I have fond memories of sitting under the walnut tree in Hryts’ garden, sipping on Hryts’ wife Yevdokia’s famous cherry and moonshine “nalyvka” (liqueur), and listening to one of Hryts’ long but fascinating monologues on how that rock is symbolic of human life itself, striving to maintain balance against the irrepressible forces of nature. Hryts and that rock have a special relationship, and so long as that rock stands in place, Hryts is content that all is right in the universe.
I reached Hryts on his mobile phone thanks to a now ubiquitous SKYPE connection and found him in good spirits.
“So, Hrytsiu,” I began, “Is the rock still safely in its perch?”
“The rock” he replied, with a chuckle in his voice, “is still in perfect balance, in contrast to a certain Canadian cousin I know!”
That comeback told me that Hryts was his usual, undiminished feisty self.
“So how are you dealing with the coronavirus?” I continued. “Has it created any additional hardships or stress in your life?”

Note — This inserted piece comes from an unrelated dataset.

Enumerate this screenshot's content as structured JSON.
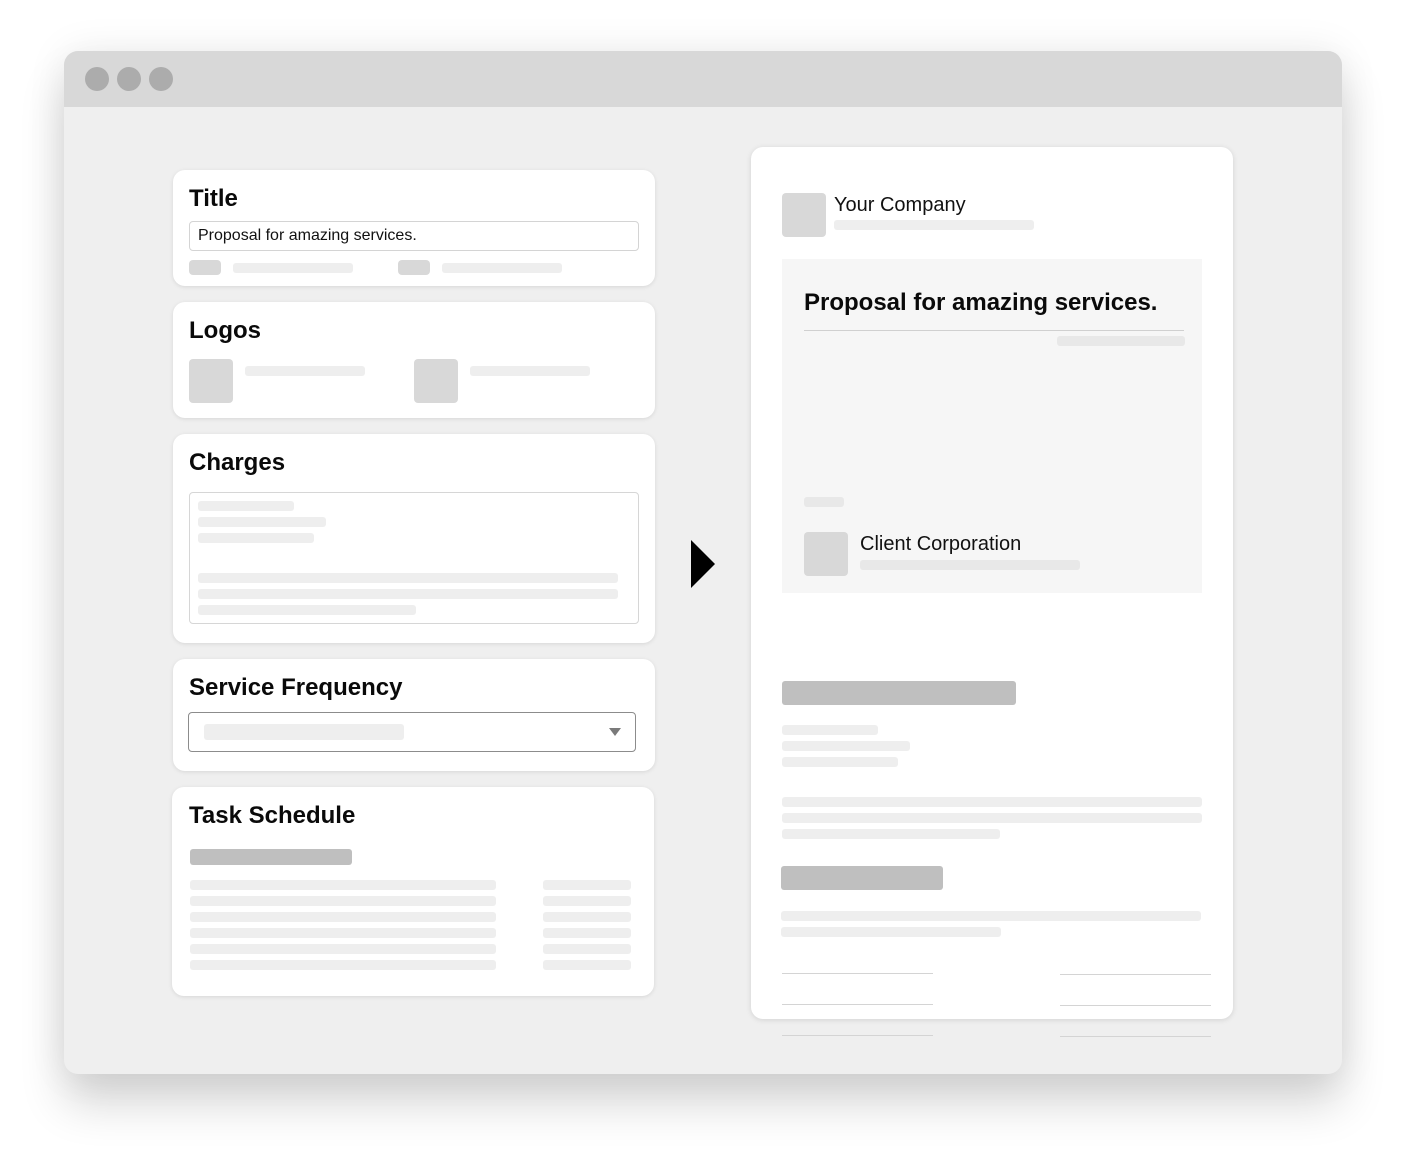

“Well, well, my turnip-head cousin” he answered, “I see that you are as devoid of comprehending our existence and reality as ever. There are no ‘hardships’ as you call them, in life. There are only challenges and changes in circumstances that enable us to use our God-given skills and talents to find interesting new ways to enjoy the life that we have, ways that we don’t usually even think of because we get into ingrained habits and ruts. Things like the coronavirus are really a blessing in disguise, because they force us to realize the precious nature of life, and to confront the question of what truly is important and necessary for us to live and be happy.”

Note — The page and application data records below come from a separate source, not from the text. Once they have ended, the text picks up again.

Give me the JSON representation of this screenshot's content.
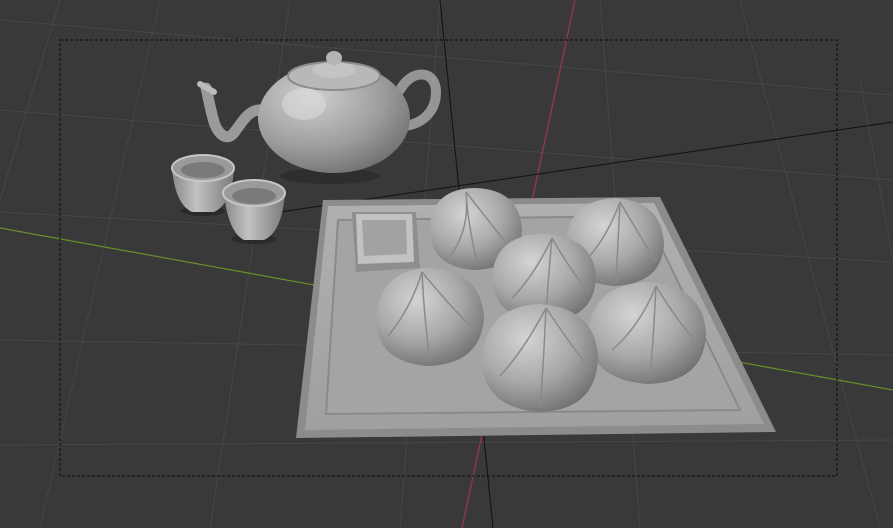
{
  "viewport": {
    "background": "#393939",
    "grid_color": "#474747",
    "x_axis_color": "#9b3a44",
    "y_axis_color": "#6a8f2a",
    "camera_frame_color": "#0b0b0b",
    "mesh_color": "#a9a9a9"
  },
  "scene_objects": [
    {
      "name": "teapot"
    },
    {
      "name": "teacup"
    },
    {
      "name": "teacup"
    },
    {
      "name": "tray"
    },
    {
      "name": "sauce-dish"
    },
    {
      "name": "bun"
    },
    {
      "name": "bun"
    },
    {
      "name": "bun"
    },
    {
      "name": "bun"
    },
    {
      "name": "bun"
    },
    {
      "name": "bun"
    }
  ]
}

“I can’t argue that, Hrytsiu,” I replied, “But what about all the deaths that the virus is causing, the disruption of the world’s economies, the unemployment, the curtailment of most social activities, the self-isolation?”

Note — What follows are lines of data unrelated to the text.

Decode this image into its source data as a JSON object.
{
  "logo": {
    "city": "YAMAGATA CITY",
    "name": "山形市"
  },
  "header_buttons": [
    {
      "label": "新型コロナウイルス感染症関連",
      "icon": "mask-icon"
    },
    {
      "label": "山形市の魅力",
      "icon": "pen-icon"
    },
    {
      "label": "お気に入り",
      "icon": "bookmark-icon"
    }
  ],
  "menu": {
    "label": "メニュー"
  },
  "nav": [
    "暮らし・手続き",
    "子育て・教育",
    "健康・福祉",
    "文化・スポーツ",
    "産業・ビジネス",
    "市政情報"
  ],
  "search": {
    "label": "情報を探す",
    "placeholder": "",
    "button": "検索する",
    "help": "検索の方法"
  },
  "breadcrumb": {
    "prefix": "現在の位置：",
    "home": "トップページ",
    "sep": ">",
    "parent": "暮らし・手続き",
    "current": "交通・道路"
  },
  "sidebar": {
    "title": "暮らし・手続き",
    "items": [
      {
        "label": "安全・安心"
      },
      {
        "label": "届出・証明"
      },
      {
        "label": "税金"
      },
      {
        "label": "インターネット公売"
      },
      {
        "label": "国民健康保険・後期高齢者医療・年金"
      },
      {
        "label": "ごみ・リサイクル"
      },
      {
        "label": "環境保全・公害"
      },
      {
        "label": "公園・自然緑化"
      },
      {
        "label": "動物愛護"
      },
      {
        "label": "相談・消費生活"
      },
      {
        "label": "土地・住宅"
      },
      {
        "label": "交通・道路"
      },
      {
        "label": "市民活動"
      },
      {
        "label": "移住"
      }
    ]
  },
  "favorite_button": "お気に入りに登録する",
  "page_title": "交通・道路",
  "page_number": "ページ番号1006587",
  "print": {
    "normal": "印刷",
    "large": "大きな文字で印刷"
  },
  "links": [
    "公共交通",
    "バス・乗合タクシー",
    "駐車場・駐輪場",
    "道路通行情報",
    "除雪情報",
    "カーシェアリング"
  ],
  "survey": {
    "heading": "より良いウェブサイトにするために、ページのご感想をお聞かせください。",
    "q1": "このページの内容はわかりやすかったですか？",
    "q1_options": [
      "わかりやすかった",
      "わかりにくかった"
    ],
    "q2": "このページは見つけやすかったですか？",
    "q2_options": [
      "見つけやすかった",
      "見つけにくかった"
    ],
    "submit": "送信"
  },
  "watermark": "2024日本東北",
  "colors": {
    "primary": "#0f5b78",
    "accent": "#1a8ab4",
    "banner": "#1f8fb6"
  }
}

I could hear Hryts laughing halfway around the world.
“You, my dear cousin,” he eventually responded, “have the astuteness and comprehension of a horseradish! All those ‘hardships’ that you mention, are nothing new or novel. You forget that I have lived through wars, famine, epidemics, imprisonment, oppression, poverty and all kinds of tragedies. To you they are a big deal because you have gotten used to a privileged, comfortable and entitled life. When a disruption like COVID comes along, you don’t know how to deal with it. You see it as a catastrophe. For me, its just like a change in the weather. When a storm blows in, I hunker down and do what I must to lessen its destructive potential. I do not wail and weep and curse the fates. God gave you a brain and some common sense. Use them. Do what is prudent. Take good care of yourself and your loved ones. The storm will pass. It always does and life goes on.”
“But, but, Hrytsiu,” I stammered back, “This virus is deadly, it could kill me!”
Hryts was silent for a moment, then slowly answered “My dear cousin. That is always a possibility. But if we live our lives always fearing death, we are not really living. As one of the Psalms in the Bible tells us, though we may walk ‘in the valley of the shadow of death’, we should fear neither evil nor death itself. We should find joy and fulfilment in the life that we do have. You must always focus on living life to the fullest, and let death fend for itself.”
“Indeed!” I thought. A touch of Hryts always does wonders for my spirits.